Hezbollah, which enjoys support from Syria and Iran, has been pressing Hariri to disavow a UN probe into the 2005 assassinaton of his father, former premier Rafiq Hariri. Press reports speculated that the Special Tribunal for Lebanon was on the verge of indicting senior Hezbollah members.
Secretary of State Hillary Clinton, on a visit to Qatar, denounced the "transparent effort by those forces inside Lebanon as well as interests outside Lebanon to subvert justice and undermine Lebanon's stability and progress."
"We believe that the work of the special tribunal must go forward, so justice can be served and impunity ended," she said.
"We believe that the leaders of Lebanon have an ongoing responsibility to serve the interests of their own people, not outside forces."
Analysts saw Hezbollah's move as an attempt to humiliate not just Hariri but also the United States, which considers the virulently anti-Israeli movement to be terrorists.
US officials said that the administration was reaching out to France, Saudi Arabia and Egypt to plan the next move on Lebanon.
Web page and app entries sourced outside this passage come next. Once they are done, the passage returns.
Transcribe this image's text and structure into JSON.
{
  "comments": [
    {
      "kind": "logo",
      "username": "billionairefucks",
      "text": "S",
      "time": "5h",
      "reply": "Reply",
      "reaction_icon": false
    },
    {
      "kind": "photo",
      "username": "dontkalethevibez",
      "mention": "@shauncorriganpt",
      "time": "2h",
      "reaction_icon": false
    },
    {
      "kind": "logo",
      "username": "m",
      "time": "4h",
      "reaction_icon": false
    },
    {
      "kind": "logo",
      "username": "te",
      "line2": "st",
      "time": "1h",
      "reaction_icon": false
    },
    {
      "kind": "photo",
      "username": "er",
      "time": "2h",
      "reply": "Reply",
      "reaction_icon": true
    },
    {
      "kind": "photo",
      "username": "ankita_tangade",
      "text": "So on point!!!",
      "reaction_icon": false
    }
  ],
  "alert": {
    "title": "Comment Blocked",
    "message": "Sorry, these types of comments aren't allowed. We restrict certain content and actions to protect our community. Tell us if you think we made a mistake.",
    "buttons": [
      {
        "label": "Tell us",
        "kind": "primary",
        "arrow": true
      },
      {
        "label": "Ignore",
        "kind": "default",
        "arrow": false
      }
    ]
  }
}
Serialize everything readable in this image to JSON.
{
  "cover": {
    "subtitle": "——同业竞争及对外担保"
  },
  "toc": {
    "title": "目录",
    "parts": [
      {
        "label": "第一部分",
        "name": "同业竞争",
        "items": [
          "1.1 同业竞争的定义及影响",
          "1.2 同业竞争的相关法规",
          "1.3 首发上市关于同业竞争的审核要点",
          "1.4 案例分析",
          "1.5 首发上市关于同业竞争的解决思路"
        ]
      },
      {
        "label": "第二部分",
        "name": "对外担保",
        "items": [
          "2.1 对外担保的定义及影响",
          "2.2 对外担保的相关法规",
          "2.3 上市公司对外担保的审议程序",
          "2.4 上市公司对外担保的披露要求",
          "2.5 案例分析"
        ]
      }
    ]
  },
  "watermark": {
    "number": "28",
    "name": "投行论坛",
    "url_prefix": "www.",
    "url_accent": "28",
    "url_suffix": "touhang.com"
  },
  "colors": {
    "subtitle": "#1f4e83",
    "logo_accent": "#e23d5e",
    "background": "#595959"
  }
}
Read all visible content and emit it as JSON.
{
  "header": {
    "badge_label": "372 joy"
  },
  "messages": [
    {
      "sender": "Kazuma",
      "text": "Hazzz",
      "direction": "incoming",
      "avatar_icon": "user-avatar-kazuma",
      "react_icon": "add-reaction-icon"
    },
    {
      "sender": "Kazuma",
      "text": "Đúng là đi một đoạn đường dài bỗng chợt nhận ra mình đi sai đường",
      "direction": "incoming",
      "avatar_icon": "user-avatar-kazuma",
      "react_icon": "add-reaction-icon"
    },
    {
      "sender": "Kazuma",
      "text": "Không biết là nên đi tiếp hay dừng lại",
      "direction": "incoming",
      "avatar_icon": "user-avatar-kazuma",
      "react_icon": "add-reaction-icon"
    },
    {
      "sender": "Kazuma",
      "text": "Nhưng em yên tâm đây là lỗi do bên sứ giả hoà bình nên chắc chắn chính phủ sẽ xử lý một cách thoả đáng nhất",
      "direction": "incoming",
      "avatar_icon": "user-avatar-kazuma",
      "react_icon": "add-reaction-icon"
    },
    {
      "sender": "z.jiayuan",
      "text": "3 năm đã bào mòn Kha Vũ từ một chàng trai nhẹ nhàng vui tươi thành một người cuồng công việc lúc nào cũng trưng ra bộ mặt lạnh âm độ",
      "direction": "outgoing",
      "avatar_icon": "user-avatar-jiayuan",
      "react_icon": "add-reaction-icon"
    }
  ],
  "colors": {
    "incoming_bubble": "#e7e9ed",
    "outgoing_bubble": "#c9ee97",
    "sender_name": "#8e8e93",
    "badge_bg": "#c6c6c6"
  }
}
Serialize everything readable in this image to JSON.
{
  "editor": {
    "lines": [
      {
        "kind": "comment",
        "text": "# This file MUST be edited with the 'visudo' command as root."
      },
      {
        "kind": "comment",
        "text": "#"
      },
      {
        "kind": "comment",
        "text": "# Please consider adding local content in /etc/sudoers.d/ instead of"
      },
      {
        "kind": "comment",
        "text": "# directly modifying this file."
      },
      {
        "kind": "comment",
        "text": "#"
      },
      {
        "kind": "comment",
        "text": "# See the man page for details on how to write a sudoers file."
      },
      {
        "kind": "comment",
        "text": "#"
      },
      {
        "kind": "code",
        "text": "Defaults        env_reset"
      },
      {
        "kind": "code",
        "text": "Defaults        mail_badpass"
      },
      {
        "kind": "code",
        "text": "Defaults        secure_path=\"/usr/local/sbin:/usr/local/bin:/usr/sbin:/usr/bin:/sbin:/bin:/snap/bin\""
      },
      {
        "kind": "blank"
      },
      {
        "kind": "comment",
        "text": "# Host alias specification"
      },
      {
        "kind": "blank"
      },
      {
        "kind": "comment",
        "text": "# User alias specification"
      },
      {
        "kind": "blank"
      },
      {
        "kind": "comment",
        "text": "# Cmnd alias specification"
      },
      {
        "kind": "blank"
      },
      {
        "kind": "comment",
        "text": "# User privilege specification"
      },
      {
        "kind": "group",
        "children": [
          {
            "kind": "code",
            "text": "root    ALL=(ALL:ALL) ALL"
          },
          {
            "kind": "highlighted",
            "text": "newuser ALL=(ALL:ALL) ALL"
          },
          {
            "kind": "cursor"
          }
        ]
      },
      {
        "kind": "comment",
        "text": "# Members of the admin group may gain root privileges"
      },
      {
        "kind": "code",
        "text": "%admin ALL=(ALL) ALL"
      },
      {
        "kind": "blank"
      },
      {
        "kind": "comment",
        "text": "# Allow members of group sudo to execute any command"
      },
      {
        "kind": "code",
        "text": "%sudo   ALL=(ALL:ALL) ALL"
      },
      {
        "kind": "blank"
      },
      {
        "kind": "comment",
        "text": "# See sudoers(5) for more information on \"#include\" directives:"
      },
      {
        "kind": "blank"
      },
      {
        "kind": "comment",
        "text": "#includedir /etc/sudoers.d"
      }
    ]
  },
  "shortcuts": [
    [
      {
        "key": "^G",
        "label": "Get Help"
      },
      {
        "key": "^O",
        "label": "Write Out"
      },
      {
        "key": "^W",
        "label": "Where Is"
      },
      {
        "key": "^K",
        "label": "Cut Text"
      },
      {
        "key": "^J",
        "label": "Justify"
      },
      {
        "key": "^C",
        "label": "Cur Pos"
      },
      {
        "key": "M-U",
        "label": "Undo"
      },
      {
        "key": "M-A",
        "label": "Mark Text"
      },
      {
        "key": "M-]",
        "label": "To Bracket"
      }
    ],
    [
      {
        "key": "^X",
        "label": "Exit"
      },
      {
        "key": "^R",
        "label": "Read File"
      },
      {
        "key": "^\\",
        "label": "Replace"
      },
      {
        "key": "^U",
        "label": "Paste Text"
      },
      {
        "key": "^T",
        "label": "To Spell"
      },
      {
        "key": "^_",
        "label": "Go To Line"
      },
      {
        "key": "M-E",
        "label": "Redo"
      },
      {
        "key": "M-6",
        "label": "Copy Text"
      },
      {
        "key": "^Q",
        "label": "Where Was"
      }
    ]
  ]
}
Saudi Arabia and Syria had been leading months of efforts to mediate the crisis.
Clinton will consult with regional players on Thursday when she takes part in the "Forum on the Future" conference in Qatar, State Department spokesman Philip Crowley said in Washington.
Crowley said it was too early to see if Hariri could put together a new government.
"Obviously there's no guarantees at this point," Crowley told reporters. "We will hope that no element within Lebanese society takes advantage of this or tries to incite violence in the aftermath of this."
The White House statement said Hariri and Obama "specifically discussed united efforts with France, Saudi Arabia, and other key international and regional actors to maintain calm in Lebanon and ensure that the work of the tribunal continues unimpeded by third parties."
Crowley said it was "hard to say" if Syria had a role in the government's collapse, pointing out: "Syria has a history of interfering in Lebanese affairs."
The Obama administration, despite opposition in Washington from the rival Republican Party, has appointed an ambassador to Damascus as part of its policy of reaching out to adversaries, but also sharply criticized Syrian policy.
The United States has stood firm in support of the tribunal into the Hariri assassination, a pivotal event that set off street protests in Beirut leading Syria to withdraw troops after nearly three decades in Lebanon.
"Hezbollah is presenting a false choice for Lebanon of justice or stability. We think that Lebanon deserves both," Crowley said.
But Graeme Bannerman, a Lebanon expert at the Washington-based Middle East Institute, said US insistence on the tribunal had backfired as it was clear many Shiites -- one of the country's three main groups -- would not accept it.
"Probably no one in the world wants the tribunal more than Hariri, but he has a whole series of other considerations. He can't govern without consensus" among the three groups, he said.
In backing the tribunal, the United States also has "an alternative agenda, which is to weaken Hezbollah and therefore Syria and Iran. It doesn't take into consideration how the Lebanese political system works."
"I think we are an essential part of Hariri's problem. I think we are making his life more difficult rather than easier."